Given the sorry state of American public schools, it is not surprising that many classical Christian schools use words like “excellence” and “mastery” to describe their goals for students. The school that aims to graduate students with “mastery” over their subjects will obviously not be content with seniors who have only attained an 8th grade reading level.
Not every book is as easy to understand as Pride & Prejudice.
Logic figures heavily into a classical Christian education and no small portion of informal logic books is concerned with the subject of authority; however, ever since the French Revolution, Christians have been profoundly confused on the nature of authority. While the “appeal to false authority” is a widely recognized logical fallacy, a good number of modern Christians have followed modern secularists in the belief that every claim of authority is false.
Gibbs: I was hoping we could talk about the music you were playing in your classroom this morning.
Teacher: Of course.
Gibbs: Do you think it is appropriate to play that kind of music at a classical Christian school?
Teacher: I was playing Christian music.
Gibbs: You were playing pop Christian music.
Teacher: Why is it inappropriate to play Christian music at a Christian school?
A tale of two teachers.
Vinegar. On the second day of class, Margot forgot her math book. Her teacher Miss Thomas realized this immediately and asked, “Margot, where is your book?” Margot said she had forgotten it. Miss Thomas said, “Well, try to remember it tomorrow,” and then told Margot’s partner to share with her.
What I learned from John Milton, master psychologist.
Student: It’s one in the morning. I’m never going to commit all these formulas to memory.
Satan: That’s true.
Student: I’m going to fail the geometry test tomorrow.
Satan: That’s not necessarily true.

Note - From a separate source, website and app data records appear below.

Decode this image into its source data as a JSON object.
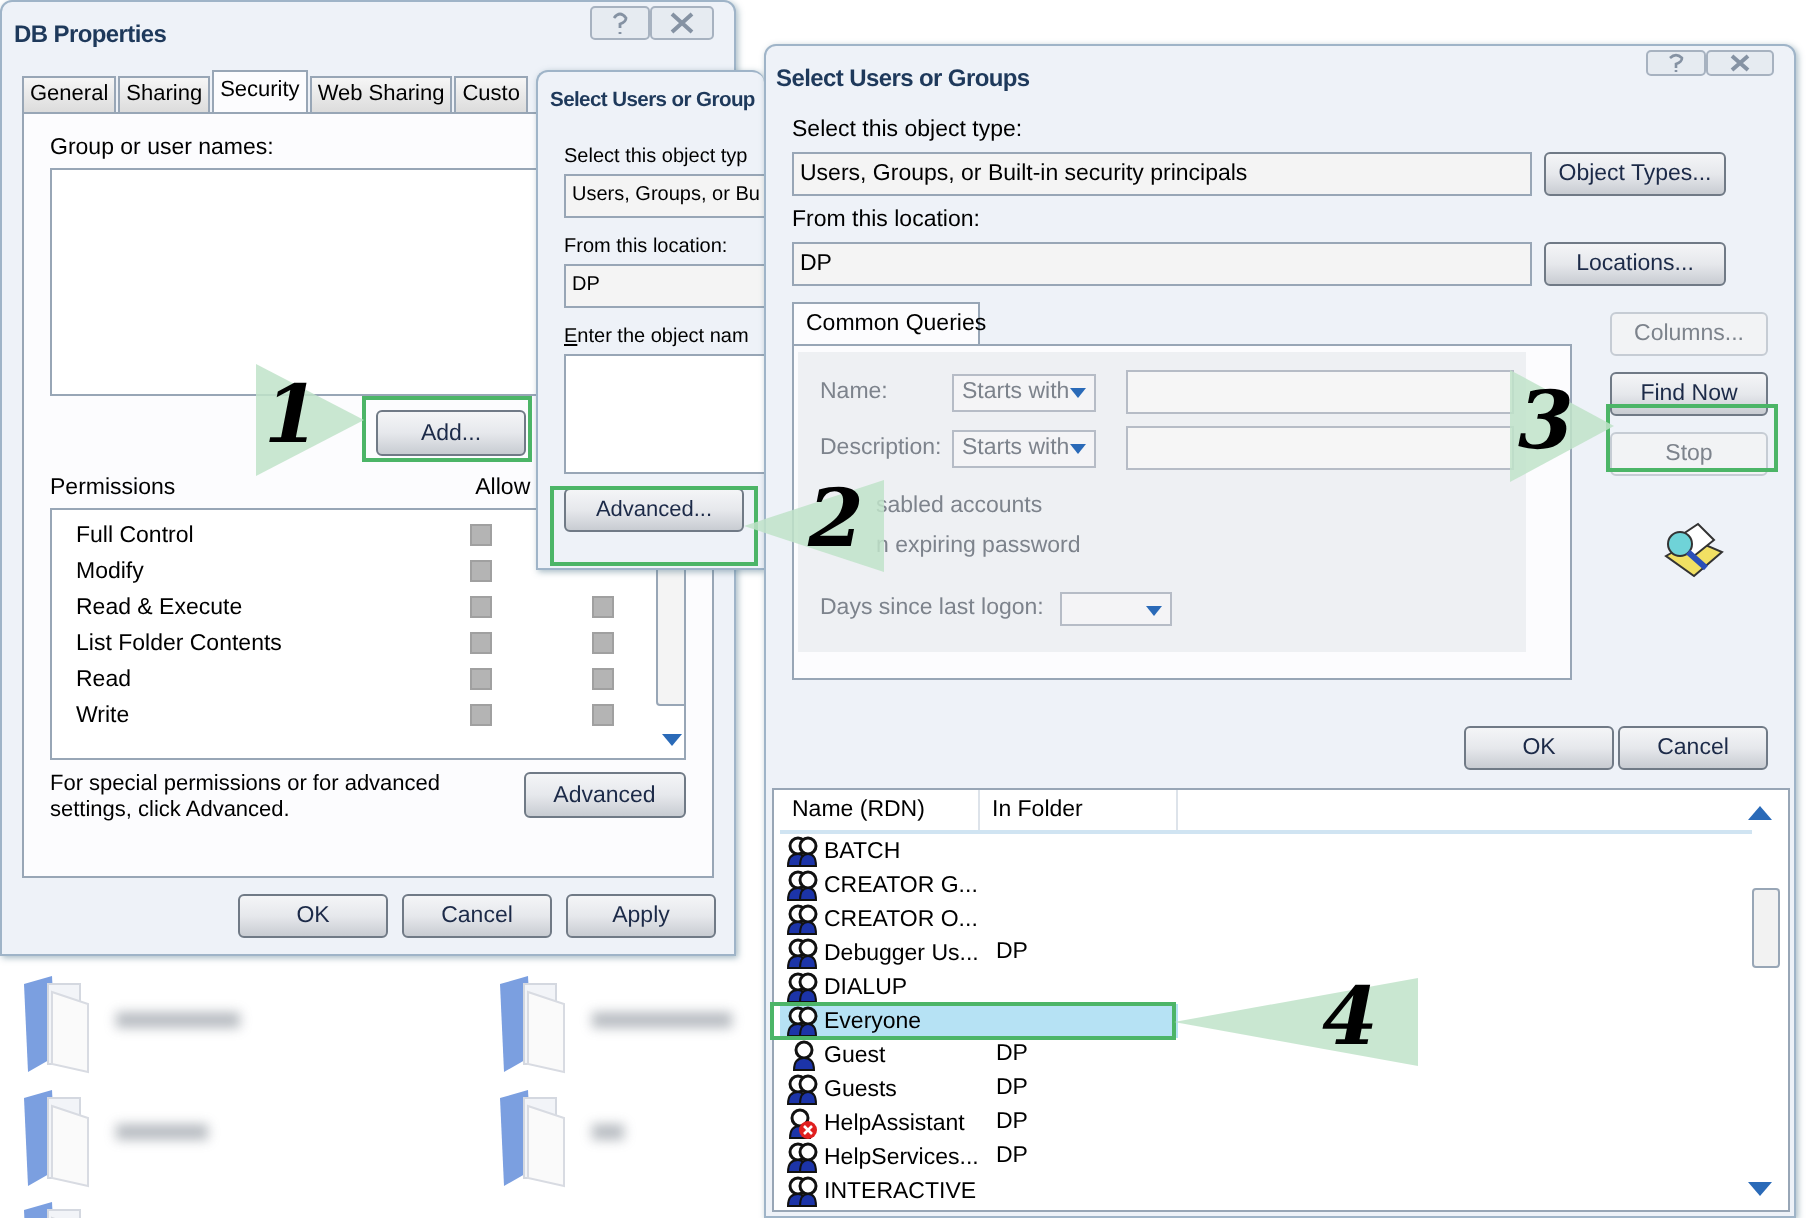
{
  "properties_window": {
    "title": "DB Properties",
    "tabs": [
      {
        "label": "General",
        "selected": false
      },
      {
        "label": "Sharing",
        "selected": false
      },
      {
        "label": "Security",
        "selected": true
      },
      {
        "label": "Web Sharing",
        "selected": false
      },
      {
        "label": "Custo",
        "selected": false
      }
    ],
    "group_label": "Group or user names:",
    "add_button": "Add...",
    "permissions_label": "Permissions",
    "allow_label": "Allow",
    "permissions": [
      {
        "name": "Full Control",
        "allow": false
      },
      {
        "name": "Modify",
        "allow": false
      },
      {
        "name": "Read & Execute",
        "allow": false,
        "deny": false
      },
      {
        "name": "List Folder Contents",
        "allow": false,
        "deny": false
      },
      {
        "name": "Read",
        "allow": false,
        "deny": false
      },
      {
        "name": "Write",
        "allow": false,
        "deny": false
      }
    ],
    "advanced_note": "For special permissions or for advanced settings, click Advanced.",
    "advanced_button": "Advanced",
    "buttons": [
      "OK",
      "Cancel",
      "Apply"
    ]
  },
  "back_dialog": {
    "title": "Select Users or Group",
    "object_type_label": "Select this object typ",
    "object_type": "Users, Groups, or Bu",
    "location_label": "From this location:",
    "location": "DP",
    "names_label": "Enter the object nam",
    "advanced_button": "Advanced..."
  },
  "select_dialog": {
    "title": "Select Users or Groups",
    "object_type_label": "Select this object type:",
    "object_type": "Users, Groups, or Built-in security principals",
    "object_types_button": "Object Types...",
    "location_label": "From this location:",
    "location": "DP",
    "locations_button": "Locations...",
    "query_tab": {
      "label": "Common Queries",
      "selected": true
    },
    "query": {
      "disabled": true,
      "name_label": "Name:",
      "name_mode": "Starts with",
      "description_label": "Description:",
      "description_mode": "Starts with",
      "options": [
        "sabled accounts",
        "n expiring password"
      ],
      "days_label": "Days since last logon:"
    },
    "side_buttons": [
      {
        "label": "Columns...",
        "disabled": true
      },
      {
        "label": "Find Now",
        "disabled": false
      },
      {
        "label": "Stop",
        "disabled": true
      }
    ],
    "buttons": [
      "OK",
      "Cancel"
    ],
    "results": {
      "columns": [
        "Name (RDN)",
        "In Folder"
      ],
      "rows": [
        {
          "name": "BATCH",
          "kind": "group",
          "selected": false
        },
        {
          "name": "CREATOR G...",
          "kind": "group",
          "selected": false
        },
        {
          "name": "CREATOR O...",
          "kind": "group",
          "selected": false
        },
        {
          "name": "Debugger Us...",
          "folder": "DP",
          "kind": "group",
          "selected": false
        },
        {
          "name": "DIALUP",
          "kind": "group",
          "selected": false
        },
        {
          "name": "Everyone",
          "kind": "group",
          "selected": true
        },
        {
          "name": "Guest",
          "folder": "DP",
          "kind": "user",
          "selected": false
        },
        {
          "name": "Guests",
          "folder": "DP",
          "kind": "group",
          "selected": false
        },
        {
          "name": "HelpAssistant",
          "folder": "DP",
          "kind": "disabled_user",
          "selected": false
        },
        {
          "name": "HelpServices...",
          "folder": "DP",
          "kind": "group",
          "selected": false
        },
        {
          "name": "INTERACTIVE",
          "kind": "group",
          "selected": false
        }
      ]
    }
  },
  "callouts": [
    {
      "number": "1"
    },
    {
      "number": "2"
    },
    {
      "number": "3"
    },
    {
      "number": "4"
    }
  ]
}
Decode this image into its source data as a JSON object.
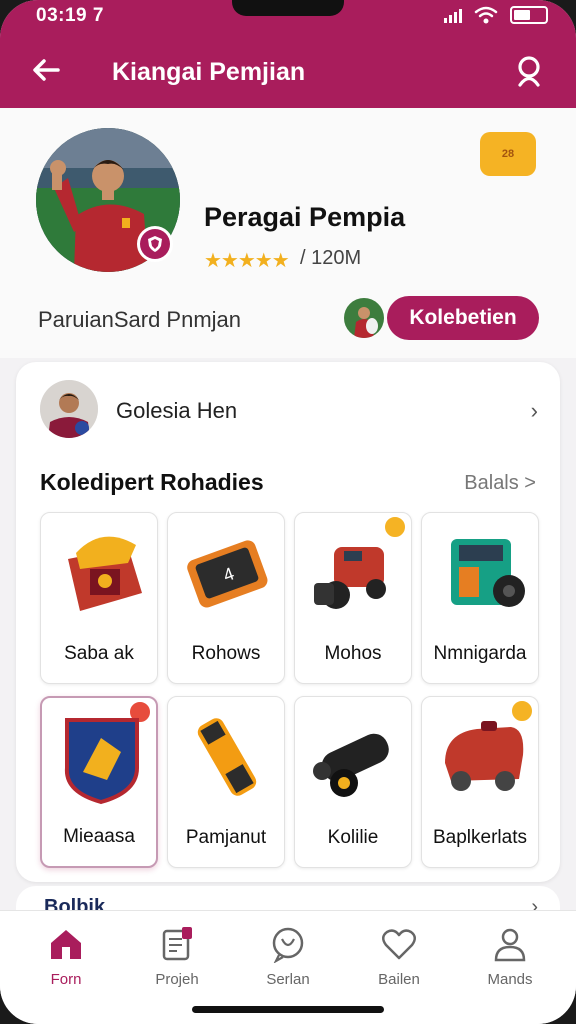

Student: What do you mean?
Satan: Just enter the formulas into your watch. During the test, check your watch if you need to.
Student: But that would be cheating.
When I am offered a hand to shake, I shake it. Granted, only a few close friends still present their hands for shaking, but I wouldn’t turn down the hand of a stranger, either. I didn’t know how much I liked handshakes until people began offering me their elbows back in March— which I found odd at first, but now find genuinely dispiriting. I say this not to shame anyone who has offered me an elbow in the last six months, because a number of kind and generous people have good-naturedly presented me an elbow to bump since the pandemic began. They meant well, I know.
As the father of a fourth grader and a sixth grader, I have learned to take the reports my children offer about school with a grain of salt. Occasionally, my children lie. At other times, they embellish and exaggerate. They do a slapdash job paraphrasing the words of others. They add details and nuances they wish were true. Their summaries often leave out significant facts.
Parent: How was school?
Student: Fine. How was your day?
Parent: Fine. What happened at school?
Student: Subjects, lunch. Same stuff that happens every day.
Parent: You always give rather vague answers when I ask about school.
Student: That’s because the questions you ask are rather vague.
Parent: I asked what happened at school. How is that vague?
Student: I answered, didn’t I? Subjects, lunch.
Parent: A two-word answer?
Student: For a four-word question.
The kind of mistakes you make in your first year of teaching are almost entirely unavoidable. Fate decrees that every rookie teacher must stick his foot in his mouth a dozen times, get accustomed to the taste of crow, and often remark to himself angrily, “Won’t do that again.” Such moments endear a man to his profession, though, because they show him that teaching is not merely the transfer of knowledge from one brain to another, but a ballet which requires academic, social, and psychological acumen.